---------- Material for the task

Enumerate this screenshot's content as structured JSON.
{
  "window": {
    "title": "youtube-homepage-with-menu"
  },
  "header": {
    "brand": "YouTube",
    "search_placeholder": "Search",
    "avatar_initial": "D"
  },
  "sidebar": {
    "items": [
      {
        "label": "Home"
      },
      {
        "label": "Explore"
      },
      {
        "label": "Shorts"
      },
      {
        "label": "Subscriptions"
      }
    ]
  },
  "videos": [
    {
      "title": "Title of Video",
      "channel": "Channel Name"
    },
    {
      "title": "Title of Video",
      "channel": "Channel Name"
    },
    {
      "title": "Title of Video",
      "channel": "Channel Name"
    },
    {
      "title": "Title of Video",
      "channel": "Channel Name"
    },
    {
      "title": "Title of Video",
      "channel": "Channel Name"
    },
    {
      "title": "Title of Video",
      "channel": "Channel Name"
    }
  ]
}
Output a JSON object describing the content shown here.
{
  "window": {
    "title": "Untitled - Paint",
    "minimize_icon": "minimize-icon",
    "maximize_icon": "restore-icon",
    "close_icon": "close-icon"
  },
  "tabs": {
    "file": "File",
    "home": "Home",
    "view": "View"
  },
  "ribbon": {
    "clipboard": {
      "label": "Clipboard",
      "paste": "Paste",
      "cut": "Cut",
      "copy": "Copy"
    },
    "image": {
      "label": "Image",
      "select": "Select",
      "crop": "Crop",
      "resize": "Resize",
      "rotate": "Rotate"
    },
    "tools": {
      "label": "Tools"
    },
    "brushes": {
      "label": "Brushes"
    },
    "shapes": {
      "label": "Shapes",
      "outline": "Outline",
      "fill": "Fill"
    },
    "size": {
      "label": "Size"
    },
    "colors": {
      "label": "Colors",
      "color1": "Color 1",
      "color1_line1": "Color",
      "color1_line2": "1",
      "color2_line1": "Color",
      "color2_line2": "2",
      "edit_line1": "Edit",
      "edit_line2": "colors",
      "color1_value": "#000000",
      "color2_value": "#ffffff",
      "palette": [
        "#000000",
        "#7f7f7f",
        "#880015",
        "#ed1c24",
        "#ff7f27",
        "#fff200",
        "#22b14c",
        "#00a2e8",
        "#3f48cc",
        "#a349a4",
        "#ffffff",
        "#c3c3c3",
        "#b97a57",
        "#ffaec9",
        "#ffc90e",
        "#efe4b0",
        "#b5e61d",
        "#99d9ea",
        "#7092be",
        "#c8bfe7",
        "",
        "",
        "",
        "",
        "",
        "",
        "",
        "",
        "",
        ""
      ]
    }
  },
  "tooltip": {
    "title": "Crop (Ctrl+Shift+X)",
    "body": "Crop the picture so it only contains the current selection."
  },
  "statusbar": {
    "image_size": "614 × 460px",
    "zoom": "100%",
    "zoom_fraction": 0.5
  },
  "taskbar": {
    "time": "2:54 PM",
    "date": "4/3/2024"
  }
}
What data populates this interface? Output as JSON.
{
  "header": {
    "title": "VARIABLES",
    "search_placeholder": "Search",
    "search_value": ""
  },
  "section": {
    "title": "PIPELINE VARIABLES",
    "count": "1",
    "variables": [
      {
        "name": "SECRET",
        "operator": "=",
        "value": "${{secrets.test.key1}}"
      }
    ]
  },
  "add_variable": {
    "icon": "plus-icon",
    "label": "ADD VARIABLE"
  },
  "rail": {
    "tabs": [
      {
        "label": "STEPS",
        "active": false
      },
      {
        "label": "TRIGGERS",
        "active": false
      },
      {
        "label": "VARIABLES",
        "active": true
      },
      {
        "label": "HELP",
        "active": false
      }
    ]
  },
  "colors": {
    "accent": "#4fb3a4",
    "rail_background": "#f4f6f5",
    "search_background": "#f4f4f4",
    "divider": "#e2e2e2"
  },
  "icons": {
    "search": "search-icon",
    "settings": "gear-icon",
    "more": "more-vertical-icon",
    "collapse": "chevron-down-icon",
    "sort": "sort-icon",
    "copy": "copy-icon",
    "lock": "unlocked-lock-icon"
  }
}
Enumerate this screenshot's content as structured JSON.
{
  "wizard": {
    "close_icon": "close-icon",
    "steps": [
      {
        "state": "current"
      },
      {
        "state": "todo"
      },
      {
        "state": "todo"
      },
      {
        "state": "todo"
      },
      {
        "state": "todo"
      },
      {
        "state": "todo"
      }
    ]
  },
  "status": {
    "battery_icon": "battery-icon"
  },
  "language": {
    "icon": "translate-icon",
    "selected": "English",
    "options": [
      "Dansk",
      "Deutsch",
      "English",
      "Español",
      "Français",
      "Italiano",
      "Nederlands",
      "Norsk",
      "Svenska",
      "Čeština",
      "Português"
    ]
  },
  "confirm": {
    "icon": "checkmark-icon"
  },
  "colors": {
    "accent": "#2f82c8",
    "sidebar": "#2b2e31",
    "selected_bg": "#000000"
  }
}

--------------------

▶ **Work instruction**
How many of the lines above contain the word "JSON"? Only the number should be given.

▶ **Output for this exercise**
4